Our economy never changed so rapidly and on so many levels simultaneously as today This high degree of varied and complex change dynamics has led many companies to focus on individual topics and measures, rather than linking them. In fact, there are two very different types of change that occur at very different speeds which are worth to mention:
- Evolutionary, slow and rather quiet changes that are not always apparent at first glance: New potential in demographics, rising gross domestic product, but only low productivity, declining volume sales and brand loyalty, but an increasingly individual buying and brand behavior.
- Revolutionary, rapid and spectacular changes: Digitization, which is still picking up speed thanks to the mobile internet, artificial intelligence, the cloud, robotics, genetic engineering, etc.
The great opportunity of marketing and communication is to respond to both evolutionary and digital changes, and to integrate them holistically and in real-time, to succeed and continue to win and keep customers.
The first prerequisite for the exploitation of previously neglected potentials of a networked, digital transformation is a clear target group definition, like e.g. GfK’s three target group types, including:
1. non-digital users with just little exposure to online media, so-called "nons",
2. digital standard users, so-called "stans" and
3. mobile digital users, so-called "modis".
‘Modis’ are mainly younger age groups that grow rapidly, while the so-called ‘nons’ are losing in importance, but still account for about 40% of the adult population. GfK revealed as well, that brands focusing on the ‘stans” are empirically more successful in their sales development than those focused on the ‘nons’, and that the theoretical requirement to address each individual target person, which is often raised today, remains an exception in practice.

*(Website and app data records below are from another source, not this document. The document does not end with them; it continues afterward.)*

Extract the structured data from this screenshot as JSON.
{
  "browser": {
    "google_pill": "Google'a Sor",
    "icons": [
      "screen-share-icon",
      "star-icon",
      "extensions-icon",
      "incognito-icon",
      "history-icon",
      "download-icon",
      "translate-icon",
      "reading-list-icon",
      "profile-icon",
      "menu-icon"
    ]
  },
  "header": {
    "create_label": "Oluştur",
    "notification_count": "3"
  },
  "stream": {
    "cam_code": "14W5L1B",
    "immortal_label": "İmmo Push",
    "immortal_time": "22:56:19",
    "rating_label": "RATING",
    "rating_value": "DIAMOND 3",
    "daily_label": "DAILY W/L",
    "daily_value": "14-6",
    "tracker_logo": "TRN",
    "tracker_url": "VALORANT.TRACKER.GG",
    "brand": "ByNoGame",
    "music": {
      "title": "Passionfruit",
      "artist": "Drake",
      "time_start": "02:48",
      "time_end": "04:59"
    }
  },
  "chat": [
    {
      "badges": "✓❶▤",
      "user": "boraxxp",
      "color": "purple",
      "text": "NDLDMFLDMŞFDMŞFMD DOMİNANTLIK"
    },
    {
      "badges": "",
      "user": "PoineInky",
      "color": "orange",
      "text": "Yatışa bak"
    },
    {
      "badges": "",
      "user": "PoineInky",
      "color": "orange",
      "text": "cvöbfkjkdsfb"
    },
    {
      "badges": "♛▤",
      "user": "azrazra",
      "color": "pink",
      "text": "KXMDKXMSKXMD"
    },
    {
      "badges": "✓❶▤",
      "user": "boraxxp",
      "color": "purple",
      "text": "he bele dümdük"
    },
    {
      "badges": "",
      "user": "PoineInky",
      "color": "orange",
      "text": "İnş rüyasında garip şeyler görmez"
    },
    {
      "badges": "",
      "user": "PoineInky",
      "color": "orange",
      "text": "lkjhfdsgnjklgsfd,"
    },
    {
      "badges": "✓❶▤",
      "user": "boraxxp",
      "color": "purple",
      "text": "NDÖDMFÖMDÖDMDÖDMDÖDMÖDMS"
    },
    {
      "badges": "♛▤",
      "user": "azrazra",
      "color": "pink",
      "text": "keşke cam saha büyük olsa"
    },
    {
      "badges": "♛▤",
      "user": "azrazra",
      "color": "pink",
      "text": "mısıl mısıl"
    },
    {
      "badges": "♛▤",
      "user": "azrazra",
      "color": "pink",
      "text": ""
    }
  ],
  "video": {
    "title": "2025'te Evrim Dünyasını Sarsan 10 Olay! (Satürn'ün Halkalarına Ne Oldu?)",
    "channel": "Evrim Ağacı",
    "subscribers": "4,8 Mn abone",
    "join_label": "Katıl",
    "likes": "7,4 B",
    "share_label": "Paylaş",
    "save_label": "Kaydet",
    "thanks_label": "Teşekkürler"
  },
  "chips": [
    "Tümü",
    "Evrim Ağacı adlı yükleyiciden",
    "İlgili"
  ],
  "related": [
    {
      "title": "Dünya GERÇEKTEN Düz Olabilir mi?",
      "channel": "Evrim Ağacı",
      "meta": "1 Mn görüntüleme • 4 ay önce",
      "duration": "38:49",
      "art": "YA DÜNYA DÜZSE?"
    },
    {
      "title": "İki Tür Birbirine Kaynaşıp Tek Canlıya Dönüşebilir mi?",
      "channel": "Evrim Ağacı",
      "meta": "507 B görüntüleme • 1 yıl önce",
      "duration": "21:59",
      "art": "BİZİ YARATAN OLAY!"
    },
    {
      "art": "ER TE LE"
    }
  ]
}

Of all success factors, touchpoints and media are changing the fastest and most sustainably. For those who want to keep up, we recommend paying attention to the following three points:
1. Defining the touchpoints and the use of media for the brand-relevant target groups: All three target groups, non-users of digital media, standard users and mobile digital users consume very differently. If you want to reach them all, you must plan multimedia-based.
2. Retargeting: A one-time advertising contact in the network, e.g. with the aim to get someone to take a test drive with a new car model, is often unsuccessful. By attaching a so-called "cookie" to suitable target persons, that accompanies the user to all relevant internet platforms, makes repeated requests possible and might change their minds. Experienced Internet agencies know best how often the same potential contact can be approached and when retargeting starts to become a nuisance.
3. Category plans, like individual TV plans, online plans or print plans, are a thing of the past: If you want to plan and control the overlapping of the various target groups by using multiple media, you must use connected plans, so-called "cross-screen planning", that connects TV with online and makes all overlaps transparent.
Mainly three developments give the traditional content topic new relevance:
1. The trick is to adapt a uniform brand essence to the increasingly divergent target group segments and media - individually and yet recognizably brand-specific. The very different media usage, e.g. on a social network, a classic TV commercial or an advertisement, forces us to adapt media-adequately and always having brand positioning on our mind.
2. The social network users discuss their experiences with brands on the platforms, which means a part of the content of a brand is becoming heteronomous. This must prompt us to keep a close eye on social network discussions to be able to react promptly and concretely.
3. A creative strategy, that is viable and recognizable online and offline, requires a creative team that can handle both "languages", meaning the traditional offline translation and the online diction for all kinds of uses.
In the fast-growing target group of mobile digital users, shopping trips to the bricks and mortar business are declining, making “omnichannel commerce" the basic sales concept of fast-growing brands. Indeed, only interconnectedness creates efficiency, in this case linking e-commerce with the classic media and having a digital presence at the PoS. Business intelligence concepts for the development of brand-specific algorithms enable up-to-date evaluation of all important influencing factors and are the secret of success.
This not necessarily requires budget increases, but a smarter use of innovative tools and a media-oriented creative implementation. Of course, if the competitors use the same tools, it is again the lauded creativity that ultimately determines success.
By Daniela La Marca